**EXTRACTED INFORMATION**
******************************

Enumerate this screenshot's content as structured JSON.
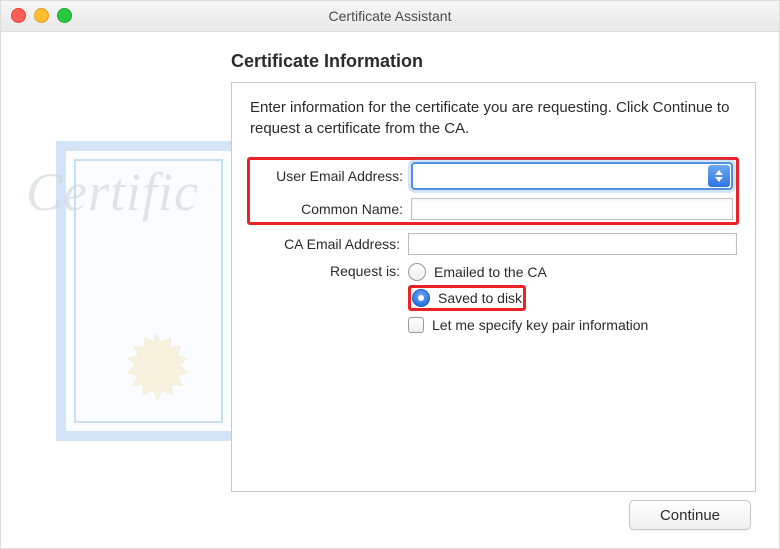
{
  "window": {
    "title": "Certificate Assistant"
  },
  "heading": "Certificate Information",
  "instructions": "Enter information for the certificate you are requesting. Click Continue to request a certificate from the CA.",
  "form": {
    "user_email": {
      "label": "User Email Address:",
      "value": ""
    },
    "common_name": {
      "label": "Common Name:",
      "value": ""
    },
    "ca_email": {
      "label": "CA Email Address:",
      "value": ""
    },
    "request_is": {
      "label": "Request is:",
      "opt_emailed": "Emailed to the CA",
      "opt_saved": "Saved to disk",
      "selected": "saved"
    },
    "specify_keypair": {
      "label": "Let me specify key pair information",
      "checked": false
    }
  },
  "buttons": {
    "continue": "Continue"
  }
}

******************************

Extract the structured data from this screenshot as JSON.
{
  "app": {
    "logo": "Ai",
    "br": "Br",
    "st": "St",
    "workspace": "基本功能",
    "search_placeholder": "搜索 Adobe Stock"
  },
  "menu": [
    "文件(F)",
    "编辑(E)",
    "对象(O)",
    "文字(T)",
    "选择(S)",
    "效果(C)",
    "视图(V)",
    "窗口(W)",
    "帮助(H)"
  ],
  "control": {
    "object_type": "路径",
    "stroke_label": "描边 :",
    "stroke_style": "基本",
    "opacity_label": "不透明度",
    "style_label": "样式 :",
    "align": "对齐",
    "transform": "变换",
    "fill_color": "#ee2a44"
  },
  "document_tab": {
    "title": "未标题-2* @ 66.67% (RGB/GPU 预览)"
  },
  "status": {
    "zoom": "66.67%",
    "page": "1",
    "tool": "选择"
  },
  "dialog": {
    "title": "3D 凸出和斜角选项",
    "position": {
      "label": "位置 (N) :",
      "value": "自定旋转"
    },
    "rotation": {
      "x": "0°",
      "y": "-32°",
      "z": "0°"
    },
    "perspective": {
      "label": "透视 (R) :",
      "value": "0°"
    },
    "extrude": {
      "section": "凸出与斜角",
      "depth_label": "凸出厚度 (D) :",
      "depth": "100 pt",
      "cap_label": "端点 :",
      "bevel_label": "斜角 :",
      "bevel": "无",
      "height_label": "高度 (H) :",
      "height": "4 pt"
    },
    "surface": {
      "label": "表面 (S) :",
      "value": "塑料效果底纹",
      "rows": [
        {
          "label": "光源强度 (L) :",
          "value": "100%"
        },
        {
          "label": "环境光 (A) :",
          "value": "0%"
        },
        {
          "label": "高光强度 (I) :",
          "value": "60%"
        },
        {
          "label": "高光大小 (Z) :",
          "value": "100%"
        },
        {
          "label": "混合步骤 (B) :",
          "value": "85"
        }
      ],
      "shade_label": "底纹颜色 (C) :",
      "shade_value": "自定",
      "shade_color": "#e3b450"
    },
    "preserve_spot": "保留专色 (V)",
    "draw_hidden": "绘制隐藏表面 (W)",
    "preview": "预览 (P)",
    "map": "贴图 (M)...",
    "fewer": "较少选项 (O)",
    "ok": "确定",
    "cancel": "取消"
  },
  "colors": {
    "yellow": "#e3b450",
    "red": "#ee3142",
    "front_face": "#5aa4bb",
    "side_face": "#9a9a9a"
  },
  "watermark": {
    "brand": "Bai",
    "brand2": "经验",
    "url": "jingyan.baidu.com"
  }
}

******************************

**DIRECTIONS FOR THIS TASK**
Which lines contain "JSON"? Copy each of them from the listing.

**ANSWER TO THIS TASK**
Enumerate this screenshot's content as structured JSON.
Extract the structured data from this screenshot as JSON.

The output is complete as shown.